I went back three days a week, which worked really well. I was given a strategy and architecture function, which worked much better than being given projects with drop-dead dates. Managing around deliverables was much more achievable. And, because I was working with a London-based team, I could do much of my work at night, on the phone.

On the days I wasn’t working, I diverted my office phone to my mobile. It was no issue to take calls when I wasn’t in the office. People rarely came to my office and, because the phones were diverted, they probably never even knew that I wasn’t there. Most people in the airline didn’t know I only worked three days a week.

After having the second child, things got exponentially more complex, especially as the older child decided not to sleep in the middle of the day anymore, for example.

Were there challenges associated with being a senior executive working part-time?

On the contrary. I was promoted to CIO while my children were very little. I had already been driving strategy and policy at an executive level and was already writing board papers.

One proving point came when I was given a secret project to complete. The question was how to keep it secret from the rest of the organisation. I recruited half a dozen female project managers who were all working part time and were just back from maternity leave. Working together, we really showed the airline what senior, part-time workers can deliver. We delivered an extraordinary piece of work that led to a $500 million investment. We built the business case and ran the entire RFI and RFP process; all part-timers back from maternity leave!

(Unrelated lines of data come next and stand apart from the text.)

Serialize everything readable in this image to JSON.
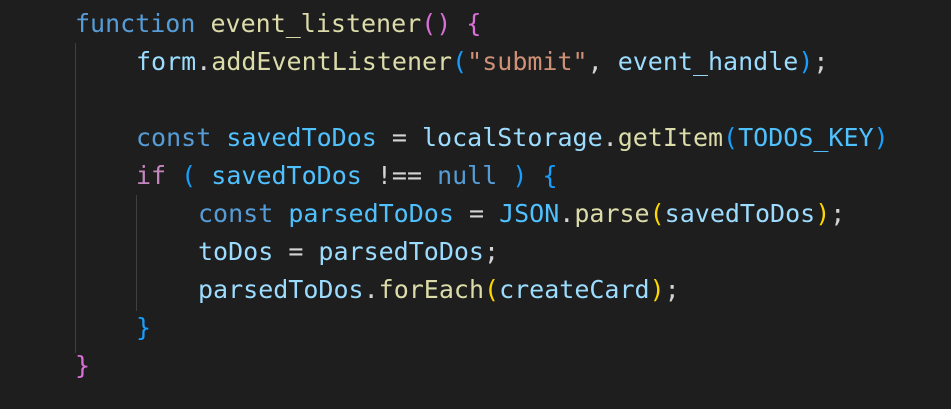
{
  "colors": {
    "background": "#1e1e1e",
    "keyword": "#569cd6",
    "control": "#c586c0",
    "function": "#dcdcaa",
    "variable": "#9cdcfe",
    "constant": "#4fc1ff",
    "string": "#ce9178",
    "plain": "#d4d4d4",
    "bracket_level_1": "#ffd700",
    "bracket_level_2": "#da70d6",
    "bracket_level_3": "#179fff"
  },
  "code": {
    "line1": {
      "t1": "function",
      "t2": " ",
      "t3": "event_listener",
      "t4": "()",
      "t5": " ",
      "t6": "{"
    },
    "line2": {
      "t1": "form",
      "t2": ".",
      "t3": "addEventListener",
      "t4": "(",
      "t5": "\"submit\"",
      "t6": ", ",
      "t7": "event_handle",
      "t8": ")",
      "t9": ";"
    },
    "line4": {
      "t1": "const",
      "t2": " ",
      "t3": "savedToDos",
      "t4": " = ",
      "t5": "localStorage",
      "t6": ".",
      "t7": "getItem",
      "t8": "(",
      "t9": "TODOS_KEY",
      "t10": ")"
    },
    "line5": {
      "t1": "if",
      "t2": " ",
      "t3": "(",
      "t4": " ",
      "t5": "savedToDos",
      "t6": " !== ",
      "t7": "null",
      "t8": " ",
      "t9": ")",
      "t10": " ",
      "t11": "{"
    },
    "line6": {
      "t1": "const",
      "t2": " ",
      "t3": "parsedToDos",
      "t4": " = ",
      "t5": "JSON",
      "t6": ".",
      "t7": "parse",
      "t8": "(",
      "t9": "savedToDos",
      "t10": ")",
      "t11": ";"
    },
    "line7": {
      "t1": "toDos",
      "t2": " = ",
      "t3": "parsedToDos",
      "t4": ";"
    },
    "line8": {
      "t1": "parsedToDos",
      "t2": ".",
      "t3": "forEach",
      "t4": "(",
      "t5": "createCard",
      "t6": ")",
      "t7": ";"
    },
    "line9": {
      "t1": "}"
    },
    "line10": {
      "t1": "}"
    }
  }
}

This just demonstrates how productive you can be when you’re determined to get something done. I grew up in a household where everyone brought work home at night and it was normal to work after hours. People talk about working more hours as though it’s a modern curse brought about by technology but we’ve always been like that. My father used to bring home two boxes of papers to work on at night, I used to bring home at least one box, and even the Queen does a box at least once a day.

If you want to get ahead, you can’t have a nine-to-five mentality. You must invest in your work if you want to succeed. My daughter is a graduate who is working very hard and I’ve counselled her that working until 9pm is fine but it’s important not to be taken advantage of and it’s important to manage your health. Of course, being professional means doing what it takes to get the job done, and that isn’t going to happen if you limit yourself to working from nine to five.

I’ve worked with many amazing women in senior positions who understand how to use their talents and their brains to be successful.

What has your experience been like, working in a male-dominated industry like IT?

IT didn’t used to be male-dominated and when I first started there were plenty of women in the industry. However, when the dotcom crash happened, 40 per cent of the industry lost their jobs. And, of that 40 per cent, maybe 60 per cent were women.

This happens because, typically, when there’s a voluntary redundancy offered, women take the money as a lifestyle choice. They then get jobs closer to home to make their lives easier. This includes bright, ambitious women who can get jobs easily. Rather than focus on what’s best for their career, they take the money and run. It happens for a myriad of reasons but that’s what happened in the IT industry.

Read part two of Fiona Balfour’s interview where she talks about women on boards, the keys to recruiting the right people and how to get smart about what you do at home.